He let his finger trail down a familiar, tattered page and re-read a few entries about restrictive spells before glancing over to his cabinetry to see if he had all that he needed for the spell. Stypion always had too many supplies, so his search was only to satisfy the brief curiosity in his head.
He closed the encyclopedia and shoved it to the side, pulling up a small manual his father had brought from Nezia. He flipped it open, almost completely uninterested if not for the words his father had spoken when he had handed it over.
Nezia already knows what he wants.
The book had popular demon myths listed along with scribbles from his father about what sort of creature Stypion was supposed to invoke. Powerful, merciless, frightening—they were all words jotted inside the small leather-bound notebook.
He turned to face the book placed upon the ground in front him and ran his finger across the page, taking a deep breath before he began the incantation. He poured wine into a small bowl along with a few of the herbs he had ground together and poured the concoction around his altar, creating a full circle. The words that left his lips were in the language of spirits, a language unknown to normal mortals. The longer he spoke, the more powerful his words became, and he could feel the energy in the room building around him.
The symbols he had carved around the room began to glow bright blue as he felt his breathing catch in his lungs; the power he was calling beginning to feed off his own. He could feel his own energy seeping from his being, and a breeze started to swirl beneath him. He was opening a passageway now, and his hands gripped the table as something jerked his consciousness forward.

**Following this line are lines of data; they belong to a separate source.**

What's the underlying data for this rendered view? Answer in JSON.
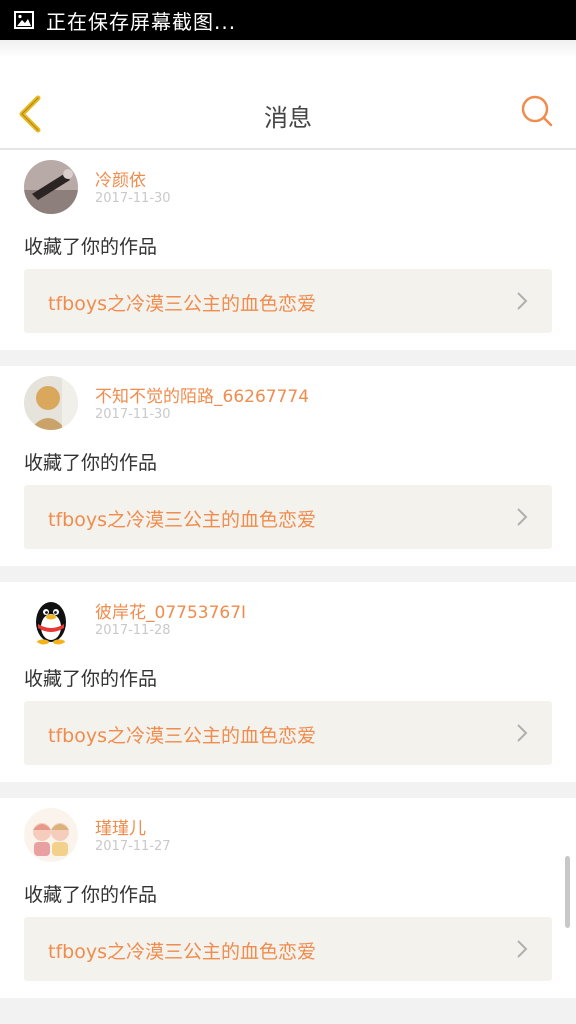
{
  "status_bar": {
    "text": "正在保存屏幕截图..."
  },
  "header": {
    "title": "消息"
  },
  "messages": [
    {
      "username": "冷颜依",
      "date": "2017-11-30",
      "action": "收藏了你的作品",
      "work_title": "tfboys之冷漠三公主的血色恋爱"
    },
    {
      "username": "不知不觉的陌路_66267774",
      "date": "2017-11-30",
      "action": "收藏了你的作品",
      "work_title": "tfboys之冷漠三公主的血色恋爱"
    },
    {
      "username": "彼岸花_07753767I",
      "date": "2017-11-28",
      "action": "收藏了你的作品",
      "work_title": "tfboys之冷漠三公主的血色恋爱"
    },
    {
      "username": "瑾瑾儿",
      "date": "2017-11-27",
      "action": "收藏了你的作品",
      "work_title": "tfboys之冷漠三公主的血色恋爱"
    }
  ],
  "colors": {
    "accent": "#f08c4d",
    "back_arrow": "#e8b923"
  }
}
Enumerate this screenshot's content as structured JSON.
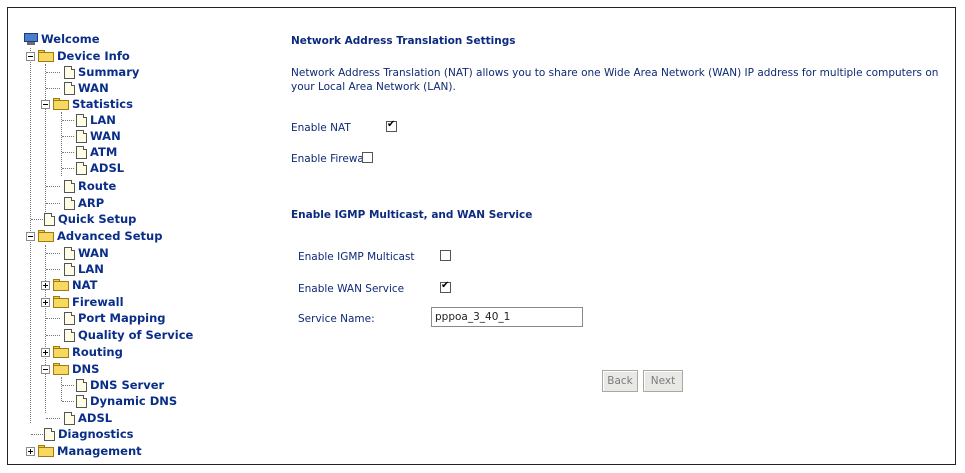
{
  "tree": {
    "welcome": "Welcome",
    "device_info": "Device Info",
    "summary": "Summary",
    "wan": "WAN",
    "statistics": "Statistics",
    "stats_lan": "LAN",
    "stats_wan": "WAN",
    "stats_atm": "ATM",
    "stats_adsl": "ADSL",
    "route": "Route",
    "arp": "ARP",
    "quick_setup": "Quick Setup",
    "advanced_setup": "Advanced Setup",
    "adv_wan": "WAN",
    "adv_lan": "LAN",
    "nat": "NAT",
    "firewall": "Firewall",
    "port_mapping": "Port Mapping",
    "qos": "Quality of Service",
    "routing": "Routing",
    "dns": "DNS",
    "dns_server": "DNS Server",
    "dynamic_dns": "Dynamic DNS",
    "adv_adsl": "ADSL",
    "diagnostics": "Diagnostics",
    "management": "Management"
  },
  "nat_section": {
    "title": "Network Address Translation Settings",
    "description": "Network Address Translation (NAT) allows you to share one Wide Area Network (WAN) IP address for multiple computers on your Local Area Network (LAN).",
    "enable_nat_label": "Enable NAT",
    "enable_nat_checked": true,
    "enable_firewall_label": "Enable Firewall",
    "enable_firewall_checked": false
  },
  "igmp_section": {
    "title": "Enable IGMP Multicast, and WAN Service",
    "igmp_label": "Enable IGMP Multicast",
    "igmp_checked": false,
    "wan_service_label": "Enable WAN Service",
    "wan_service_checked": true,
    "service_name_label": "Service Name:",
    "service_name_value": "pppoa_3_40_1"
  },
  "buttons": {
    "back": "Back",
    "next": "Next"
  }
}
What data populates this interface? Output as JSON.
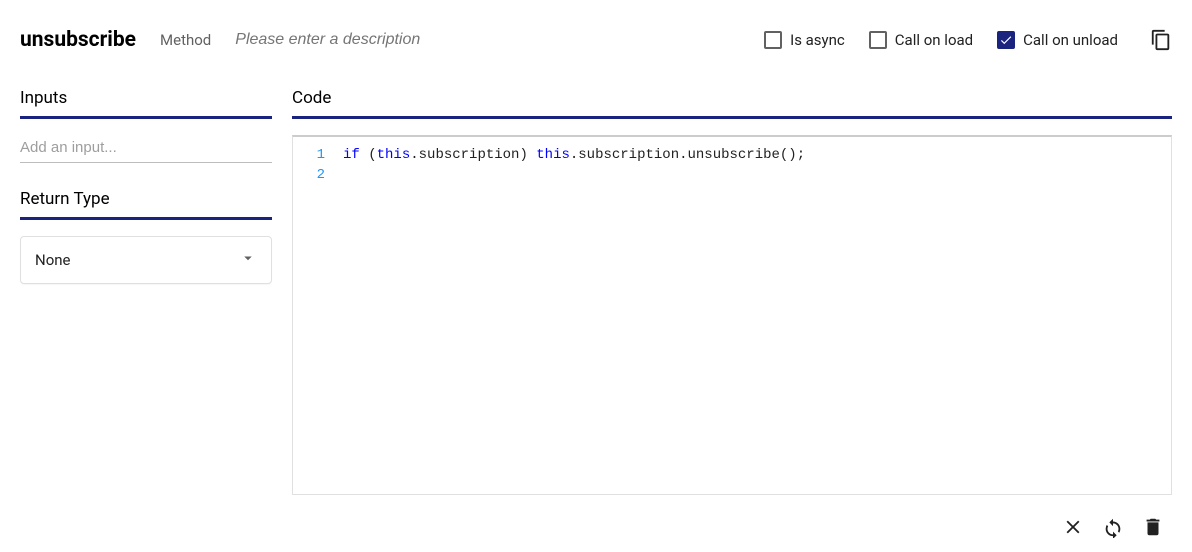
{
  "header": {
    "name": "unsubscribe",
    "type_label": "Method",
    "description_placeholder": "Please enter a description",
    "opts": {
      "is_async_label": "Is async",
      "is_async_checked": false,
      "call_on_load_label": "Call on load",
      "call_on_load_checked": false,
      "call_on_unload_label": "Call on unload",
      "call_on_unload_checked": true
    }
  },
  "sections": {
    "inputs_title": "Inputs",
    "add_input_placeholder": "Add an input...",
    "return_type_title": "Return Type",
    "return_type_value": "None",
    "code_title": "Code"
  },
  "code": {
    "line_numbers": [
      "1",
      "2"
    ],
    "tokens_line1": [
      {
        "t": "if",
        "c": "kw"
      },
      {
        "t": " (",
        "c": "plain"
      },
      {
        "t": "this",
        "c": "kw"
      },
      {
        "t": ".subscription) ",
        "c": "plain"
      },
      {
        "t": "this",
        "c": "kw"
      },
      {
        "t": ".subscription.unsubscribe();",
        "c": "plain"
      }
    ]
  },
  "icons": {
    "copy": "copy-icon",
    "close": "close-icon",
    "refresh": "refresh-icon",
    "delete": "delete-icon",
    "chevron_down": "chevron-down-icon",
    "check": "check-icon"
  }
}
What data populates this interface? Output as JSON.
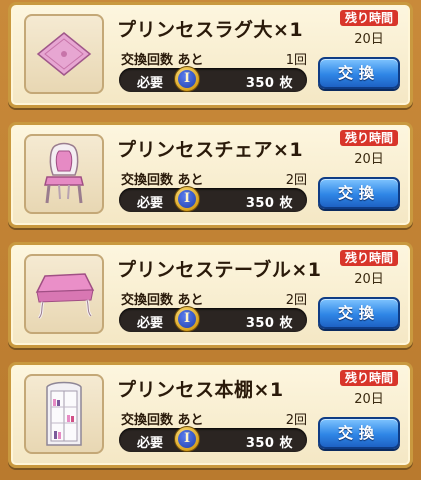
{
  "items": [
    {
      "name": "プリンセスラグ大×1",
      "remaining_label": "残り時間",
      "remaining_days": "20日",
      "count_label": "交換回数 あと",
      "count_value": "1回",
      "required_label": "必要",
      "medal_symbol": "I",
      "required_amount": "350 枚",
      "button_label": "交換",
      "icon": "pink-rug-icon"
    },
    {
      "name": "プリンセスチェア×1",
      "remaining_label": "残り時間",
      "remaining_days": "20日",
      "count_label": "交換回数 あと",
      "count_value": "2回",
      "required_label": "必要",
      "medal_symbol": "I",
      "required_amount": "350 枚",
      "button_label": "交換",
      "icon": "pink-chair-icon"
    },
    {
      "name": "プリンセステーブル×1",
      "remaining_label": "残り時間",
      "remaining_days": "20日",
      "count_label": "交換回数 あと",
      "count_value": "2回",
      "required_label": "必要",
      "medal_symbol": "I",
      "required_amount": "350 枚",
      "button_label": "交換",
      "icon": "pink-table-icon"
    },
    {
      "name": "プリンセス本棚×1",
      "remaining_label": "残り時間",
      "remaining_days": "20日",
      "count_label": "交換回数 あと",
      "count_value": "2回",
      "required_label": "必要",
      "medal_symbol": "I",
      "required_amount": "350 枚",
      "button_label": "交換",
      "icon": "bookshelf-icon"
    }
  ],
  "colors": {
    "remaining_badge": "#d8352a",
    "exchange_button": "#2f86e6",
    "card_background": "#fdf6df",
    "frame": "#c9993f"
  }
}
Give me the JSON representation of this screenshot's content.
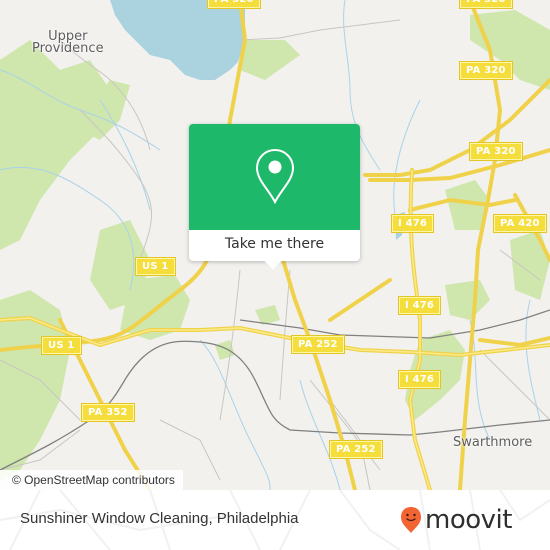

"Who are you…?" A strange voice spoke aloud.
Stypion clenched his eyes closed, his mouth still moving automatically with practiced words flowing out in spell-worthy poetry. He was now in the place between worlds, and he had already found a demon.
"Come with me," he bit out, halting his spell to urge the beast out. In his mind's eye, he was surrounded by flames and red bursts of bubbling energy. He swallowed his nervous anxiety. There was no room for fear, because fear led to mistakes. He couldn't afford any mistakes.
"Oh? You're offering me freedom…?"
"Under binding," Stypion stated, and he felt his energy clashing with the one in front of him. It was intoxicating; stealing his breath. His legs felt weak as the words enveloped him, and his heart jumped a thousand times in one minute as that blue and red energy surged through his veins, feeding a part of him he hadn't known existed.
Stypion wasn't sure what happened next. The invisible beast rushed forward towards him, and Stypion's eyes flew open, his hands burning against the text of his incantation. He felt his consciousness yanking the demon forward out of wherever it was he had found it, and he hurried to read the last bits of the invocation.
Wind was screaming around him, and his father was calling his name. The book beneath him burst into flames, huge flames that didn't burn with heat but with an icy rush of pure power. He spoke the last words and clenched his eyes closed, feeling the rune markings on his cloak sizzle around him, doing their job in protecting him.
And in an instant, the whole sensation was over. The room was as silent as a graveyard, and as papers and leftover magic settled, Stypion stumbled backwards, that strange energy still coursing through his veins.
Everything was lost. Stypion fell to the floor in a heap. Trembling, the leftover energy freckled over his nerves like icy-hot pricks of pin-point needles. His eyes turn to a dark gold color.
"Is that it?" His father's voice rang out, loud and overbearing.
"No....it isn't..." A different voice spoke from the body of his son.
What happened next, was something the world of Thyria should have never seen...